Compliance in Antibiotic Prophylaxis in Orthopaedics and Trauma: Surgical Practice in a Tertiary Hospital, North-West Nigeria
Background: Surgical site infection is the surgeons' greatest enemy. The fear of this enemy is even heightened in orthopaedic surgical practice, because of the poor resistance of bone to infections and the consequences when such infection occurs, especially in implant surgeries. Antibiotic prophylaxis is one measure of preventing such “disaster”. For it to be effective, it must be done correctly in accordance with laid down principles. The indiscriminate use of antibiotic prophylaxis, especially the broad spectrum types, has lead to avoidable extra cost of healthcare and the emergence of resistant bacteria strains. Unfortunately, the production of newer antibiotics by the pharmaceutical industries to take care of these new bacteria strains seem not to be keeping pace with their rate of emergence. The only wise option left to curb this problem is therefore the proper use of available antibiotics.
Aim: To audit the compliance of prophylactic Antibiotic practice amongst orthopaedic and trauma surgeons, with popular international guidelines.

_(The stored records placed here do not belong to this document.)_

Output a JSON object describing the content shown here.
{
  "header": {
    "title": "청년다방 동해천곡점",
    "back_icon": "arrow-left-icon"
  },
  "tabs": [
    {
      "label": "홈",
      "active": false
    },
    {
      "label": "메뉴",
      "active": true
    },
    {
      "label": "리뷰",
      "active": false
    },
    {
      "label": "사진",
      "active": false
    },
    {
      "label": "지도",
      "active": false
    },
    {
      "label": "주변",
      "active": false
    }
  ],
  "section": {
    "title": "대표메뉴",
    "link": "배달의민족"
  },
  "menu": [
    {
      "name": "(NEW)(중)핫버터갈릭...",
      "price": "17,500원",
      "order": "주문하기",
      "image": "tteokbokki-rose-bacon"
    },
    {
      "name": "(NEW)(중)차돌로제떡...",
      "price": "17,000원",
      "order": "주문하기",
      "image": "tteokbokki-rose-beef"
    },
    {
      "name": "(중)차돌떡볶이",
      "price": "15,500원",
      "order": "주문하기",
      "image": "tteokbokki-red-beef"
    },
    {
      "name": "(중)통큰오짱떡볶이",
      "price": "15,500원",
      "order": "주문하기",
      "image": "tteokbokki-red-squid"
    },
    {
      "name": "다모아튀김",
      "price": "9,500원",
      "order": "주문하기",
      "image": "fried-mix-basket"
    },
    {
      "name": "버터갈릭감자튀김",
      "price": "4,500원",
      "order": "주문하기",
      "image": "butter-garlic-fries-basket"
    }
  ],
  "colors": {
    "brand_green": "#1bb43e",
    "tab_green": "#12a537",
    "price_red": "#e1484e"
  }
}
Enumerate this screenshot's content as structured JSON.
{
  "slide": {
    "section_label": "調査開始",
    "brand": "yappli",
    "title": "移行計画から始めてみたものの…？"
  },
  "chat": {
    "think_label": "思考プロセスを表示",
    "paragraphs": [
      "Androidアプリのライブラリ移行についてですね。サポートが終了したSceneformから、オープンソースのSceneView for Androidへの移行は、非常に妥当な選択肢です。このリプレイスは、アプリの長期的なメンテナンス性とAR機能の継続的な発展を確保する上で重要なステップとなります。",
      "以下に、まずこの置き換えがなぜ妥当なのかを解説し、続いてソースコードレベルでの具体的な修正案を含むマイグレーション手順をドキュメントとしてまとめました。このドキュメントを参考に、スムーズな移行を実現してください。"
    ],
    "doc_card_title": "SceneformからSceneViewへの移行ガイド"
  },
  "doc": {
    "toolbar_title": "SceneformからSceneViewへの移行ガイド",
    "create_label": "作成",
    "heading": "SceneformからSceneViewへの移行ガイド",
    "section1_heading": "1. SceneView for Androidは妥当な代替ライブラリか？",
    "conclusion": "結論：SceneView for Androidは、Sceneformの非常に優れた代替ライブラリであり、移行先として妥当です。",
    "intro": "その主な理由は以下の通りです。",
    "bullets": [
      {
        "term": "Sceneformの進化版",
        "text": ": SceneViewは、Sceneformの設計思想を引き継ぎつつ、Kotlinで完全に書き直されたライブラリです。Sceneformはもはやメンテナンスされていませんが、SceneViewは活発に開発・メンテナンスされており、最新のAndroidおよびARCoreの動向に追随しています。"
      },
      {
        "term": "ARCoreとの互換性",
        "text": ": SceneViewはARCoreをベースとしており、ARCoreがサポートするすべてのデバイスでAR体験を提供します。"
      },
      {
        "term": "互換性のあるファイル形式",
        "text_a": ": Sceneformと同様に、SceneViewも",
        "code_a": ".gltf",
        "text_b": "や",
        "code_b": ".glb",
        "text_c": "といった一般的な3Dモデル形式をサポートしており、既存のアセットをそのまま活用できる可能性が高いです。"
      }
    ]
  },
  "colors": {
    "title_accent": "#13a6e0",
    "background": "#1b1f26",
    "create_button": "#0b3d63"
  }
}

Materials and Method: This is a retrospective observational study. The case notes of all patients who had elective surgery for open reduction and internal fixation for closed fractures, primary replacement Arthroplasties, corrective/Realignment osteotomy and surgeries for rigid club foot and received prophylactic antibiotics, between January 2009 to December 2012 were reviewed. Information about the demography, indications for surgery, choice of antibiotics, route, Dose and duration of antibiotics given were collated and analyzed.
Results: On the whole, 253 patients' case notes were retrieved. Of this number, 27 case notes had incomplete or missing documentations and were therefore excluded. A total of 226 case notes were then reviewed. The age range was 0.6 years - 81 years (mean= 40.8years). Males were 188 (83.2% of total). 205(90.7% of total) procedures were guideline compliant for indications for prophylactic antibiotic use. On the choice of antibiotics, only 25(11%) were guideline compliant. On the timing of the first dose , 217(96%) were guideline compliant. While on the administered prophylactic dose and route, all (100%) were compliant. With respect to duration of antibiotic cover, the average duration was 6 days and hence none (0%) was compliant with evidence based guidelines.
Conclusion: The Prophylactic antibiotics practice was shown to be grossly deficient in areas of choice of antibiotics and duration of antibiotic cover. Surgeons should endeavor to practice in accordance with evidence-based local or international guide lines, to reap the expected benefit of prophylactic antibiotics and avoid unwanted adverse effects like emergence of resistant bacteria strains and extra cost of healthcare.
Keywords: Antibiotic Prophylaxis, Orthopaedic -Trauma practice, North-West Nigeria.